As anyone who reads my blog is aware, I represent only mineral, royalty and surface owners and never represent oil companies. My passion has always been helping owners make the best use of their land and mineral assets and get the best compensation for leases, easements and surface use agreements. However, the current political discussions regarding the oil and gas industry seem to omit some important facts that we may all want to keep in mind.

Clearly, the oil and gas industry has been the subject of many public discussions. Regardless of your view, the suggestions that we eliminate fracking, transition away in the short term from oil and gas and remove what have been called “subsidies” to the oil and gas industry, involve a number of potential unintended consequences that we all should be aware of:

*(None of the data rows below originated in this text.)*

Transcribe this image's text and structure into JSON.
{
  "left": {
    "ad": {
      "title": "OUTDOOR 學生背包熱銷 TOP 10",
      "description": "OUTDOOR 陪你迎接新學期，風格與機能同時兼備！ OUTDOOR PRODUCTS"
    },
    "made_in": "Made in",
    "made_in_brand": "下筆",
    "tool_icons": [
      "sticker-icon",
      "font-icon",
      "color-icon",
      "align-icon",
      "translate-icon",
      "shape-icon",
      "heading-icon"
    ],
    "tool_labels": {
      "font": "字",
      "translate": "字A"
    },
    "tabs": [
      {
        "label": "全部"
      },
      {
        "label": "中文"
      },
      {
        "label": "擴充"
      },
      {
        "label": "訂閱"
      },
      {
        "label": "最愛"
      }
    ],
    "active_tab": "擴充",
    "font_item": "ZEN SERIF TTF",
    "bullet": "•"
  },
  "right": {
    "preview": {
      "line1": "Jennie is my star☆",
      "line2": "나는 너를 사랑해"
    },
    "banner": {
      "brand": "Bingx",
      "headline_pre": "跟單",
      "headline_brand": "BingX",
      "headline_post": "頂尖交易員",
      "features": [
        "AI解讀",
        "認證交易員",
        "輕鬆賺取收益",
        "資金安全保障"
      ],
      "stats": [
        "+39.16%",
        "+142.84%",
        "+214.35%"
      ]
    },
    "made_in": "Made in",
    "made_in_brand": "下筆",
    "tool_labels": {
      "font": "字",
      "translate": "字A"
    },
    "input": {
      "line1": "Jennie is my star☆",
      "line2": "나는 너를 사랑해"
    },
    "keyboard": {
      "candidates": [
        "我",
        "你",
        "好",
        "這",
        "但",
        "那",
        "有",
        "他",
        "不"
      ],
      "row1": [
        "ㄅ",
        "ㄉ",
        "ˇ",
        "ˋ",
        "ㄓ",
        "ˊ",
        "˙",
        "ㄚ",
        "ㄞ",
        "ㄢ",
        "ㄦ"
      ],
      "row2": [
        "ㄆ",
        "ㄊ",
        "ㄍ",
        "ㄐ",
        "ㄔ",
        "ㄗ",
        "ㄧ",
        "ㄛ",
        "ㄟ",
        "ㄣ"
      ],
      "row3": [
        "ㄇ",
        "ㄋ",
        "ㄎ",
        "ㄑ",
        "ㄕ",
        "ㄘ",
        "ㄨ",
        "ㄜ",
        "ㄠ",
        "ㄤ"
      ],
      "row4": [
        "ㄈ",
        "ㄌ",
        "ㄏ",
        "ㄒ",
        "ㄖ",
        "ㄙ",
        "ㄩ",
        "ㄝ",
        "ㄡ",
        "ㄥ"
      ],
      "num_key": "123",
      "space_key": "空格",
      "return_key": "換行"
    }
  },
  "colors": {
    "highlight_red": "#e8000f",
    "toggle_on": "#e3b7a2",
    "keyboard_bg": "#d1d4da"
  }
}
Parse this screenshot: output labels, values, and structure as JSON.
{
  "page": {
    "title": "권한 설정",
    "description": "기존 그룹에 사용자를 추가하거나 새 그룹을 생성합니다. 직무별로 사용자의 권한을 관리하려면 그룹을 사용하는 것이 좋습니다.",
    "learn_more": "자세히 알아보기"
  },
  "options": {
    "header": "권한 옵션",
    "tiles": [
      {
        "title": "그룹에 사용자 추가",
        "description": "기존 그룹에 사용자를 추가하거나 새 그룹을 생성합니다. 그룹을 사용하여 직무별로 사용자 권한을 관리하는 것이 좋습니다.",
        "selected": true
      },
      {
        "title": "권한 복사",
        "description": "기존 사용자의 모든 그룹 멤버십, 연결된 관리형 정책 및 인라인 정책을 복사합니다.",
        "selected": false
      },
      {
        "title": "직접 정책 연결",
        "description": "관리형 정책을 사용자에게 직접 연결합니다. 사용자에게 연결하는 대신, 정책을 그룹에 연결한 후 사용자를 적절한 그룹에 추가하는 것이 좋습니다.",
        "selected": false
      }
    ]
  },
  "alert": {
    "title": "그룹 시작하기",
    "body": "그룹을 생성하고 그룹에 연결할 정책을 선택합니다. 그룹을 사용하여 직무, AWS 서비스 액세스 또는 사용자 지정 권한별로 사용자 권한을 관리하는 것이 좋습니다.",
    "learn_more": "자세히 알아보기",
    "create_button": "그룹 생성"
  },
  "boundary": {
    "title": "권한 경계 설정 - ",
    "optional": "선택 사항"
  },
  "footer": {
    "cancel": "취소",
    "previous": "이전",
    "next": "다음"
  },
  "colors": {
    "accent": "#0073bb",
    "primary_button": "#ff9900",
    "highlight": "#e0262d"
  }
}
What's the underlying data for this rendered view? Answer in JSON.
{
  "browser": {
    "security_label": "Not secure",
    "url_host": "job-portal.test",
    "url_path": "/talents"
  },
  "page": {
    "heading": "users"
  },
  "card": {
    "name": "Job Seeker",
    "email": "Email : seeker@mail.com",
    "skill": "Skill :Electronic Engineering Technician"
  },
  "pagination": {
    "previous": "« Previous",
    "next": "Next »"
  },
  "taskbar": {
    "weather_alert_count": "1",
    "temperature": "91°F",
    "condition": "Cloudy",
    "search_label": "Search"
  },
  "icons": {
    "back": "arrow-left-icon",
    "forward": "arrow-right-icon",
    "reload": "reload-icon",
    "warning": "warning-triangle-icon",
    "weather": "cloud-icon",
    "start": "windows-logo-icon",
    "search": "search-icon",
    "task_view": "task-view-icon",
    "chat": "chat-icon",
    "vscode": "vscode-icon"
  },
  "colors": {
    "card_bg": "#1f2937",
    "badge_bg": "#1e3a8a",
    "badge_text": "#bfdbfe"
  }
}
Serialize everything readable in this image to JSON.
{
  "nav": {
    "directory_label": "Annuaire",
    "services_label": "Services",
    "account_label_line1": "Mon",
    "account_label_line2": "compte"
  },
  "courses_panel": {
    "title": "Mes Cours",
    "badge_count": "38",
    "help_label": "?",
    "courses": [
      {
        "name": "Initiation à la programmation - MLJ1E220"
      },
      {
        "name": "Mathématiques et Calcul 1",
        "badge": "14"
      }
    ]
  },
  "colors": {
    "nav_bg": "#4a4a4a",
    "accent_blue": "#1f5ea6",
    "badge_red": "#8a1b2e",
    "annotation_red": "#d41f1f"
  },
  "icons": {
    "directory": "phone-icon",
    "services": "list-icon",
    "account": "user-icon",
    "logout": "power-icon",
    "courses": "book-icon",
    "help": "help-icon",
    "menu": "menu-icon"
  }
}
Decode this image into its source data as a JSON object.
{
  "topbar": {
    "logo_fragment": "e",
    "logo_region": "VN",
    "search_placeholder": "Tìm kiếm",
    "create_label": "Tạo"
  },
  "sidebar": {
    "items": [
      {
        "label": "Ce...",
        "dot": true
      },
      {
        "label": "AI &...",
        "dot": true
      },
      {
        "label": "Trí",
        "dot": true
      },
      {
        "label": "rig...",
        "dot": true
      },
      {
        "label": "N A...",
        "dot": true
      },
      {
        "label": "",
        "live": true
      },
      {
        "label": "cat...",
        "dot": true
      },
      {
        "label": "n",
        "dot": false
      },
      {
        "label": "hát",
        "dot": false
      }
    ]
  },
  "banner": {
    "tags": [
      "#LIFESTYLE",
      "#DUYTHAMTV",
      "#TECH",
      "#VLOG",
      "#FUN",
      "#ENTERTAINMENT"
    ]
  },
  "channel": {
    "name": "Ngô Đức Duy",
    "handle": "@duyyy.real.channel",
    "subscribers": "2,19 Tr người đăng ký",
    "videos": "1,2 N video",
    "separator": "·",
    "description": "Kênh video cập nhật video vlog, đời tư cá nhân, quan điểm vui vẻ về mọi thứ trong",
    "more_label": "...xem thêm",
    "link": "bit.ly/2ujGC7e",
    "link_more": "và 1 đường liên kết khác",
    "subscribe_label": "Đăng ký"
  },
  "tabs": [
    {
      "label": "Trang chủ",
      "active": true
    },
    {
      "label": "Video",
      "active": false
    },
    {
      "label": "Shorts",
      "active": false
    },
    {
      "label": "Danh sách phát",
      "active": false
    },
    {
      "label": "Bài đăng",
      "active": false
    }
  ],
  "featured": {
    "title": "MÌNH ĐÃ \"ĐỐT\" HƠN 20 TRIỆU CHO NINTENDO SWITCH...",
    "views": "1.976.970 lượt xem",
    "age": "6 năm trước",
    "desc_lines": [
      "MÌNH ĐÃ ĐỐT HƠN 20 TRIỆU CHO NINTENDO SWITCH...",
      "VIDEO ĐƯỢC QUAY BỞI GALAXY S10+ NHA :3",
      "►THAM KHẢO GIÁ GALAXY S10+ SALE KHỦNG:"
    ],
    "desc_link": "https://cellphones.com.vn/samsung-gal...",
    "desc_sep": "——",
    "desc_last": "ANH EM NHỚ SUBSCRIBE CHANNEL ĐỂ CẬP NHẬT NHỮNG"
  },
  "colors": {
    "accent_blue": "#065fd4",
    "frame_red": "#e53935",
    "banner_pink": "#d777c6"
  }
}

  • All the plastics in our life are derived from oil and gas. Without petroleum, there will be no cell phones, computers, appliances, cars and many other items that we use in our daily life. (Maybe that’s a good thing!)

 

  • Airplanes must have aviation fuel to operate. Maybe someday we will have electric airplanes, but it is probably not going to be in any of our lifetimes. I suspect that the batteries that would be required would be so heavy that the plane would never get off the ground.

 

  • I have heard folks say that since we can produce synthetic motor oil, we should be able to produce synthetic fuels. However, synthetic motor oils have a base of distilled crude oil. They are not completely man-made.

 

  • All businesses are allowed to depreciate their capital expenditures, i.e., their purchases of equipment that they use to make whatever product they are manufacturing. The theory is that the depreciation deducted from taxable income is saved and used later to buy new equipment when the current equipment ends its useful life. An oil company’s biggest asset is their reservoir of oil and gas. They are allowed a depletion allowance by the federal tax code, which is, in effect, a depreciation allowance for their reservoir. It is this allowance that is being called a “subsidy”, but that’s really not an accurate description. If we are going to do away with the depletion allowance, then would it be fair to do away with depreciation for all businesses? Be aware that diminished manufacturing and diminished energy production will result.

 

  • The energy industry pays literally trillions of dollars in property taxes to local governments. In Texas, the oil and gas industry has built most of the local schools. Without these taxes, we will need to find another source of revenue to build schools and to fund educational operating costs. I suspect the alternative will be either income taxes or substantially higher property taxes for individuals.

Clean energy certainly a goal to work towards. However, in the short term, before some form of clean energy is capable of creating plastics and powering airplanes, be aware of the sometimes unintended consequences that may result by eliminating or diminishing the oil and gas industry in the United States.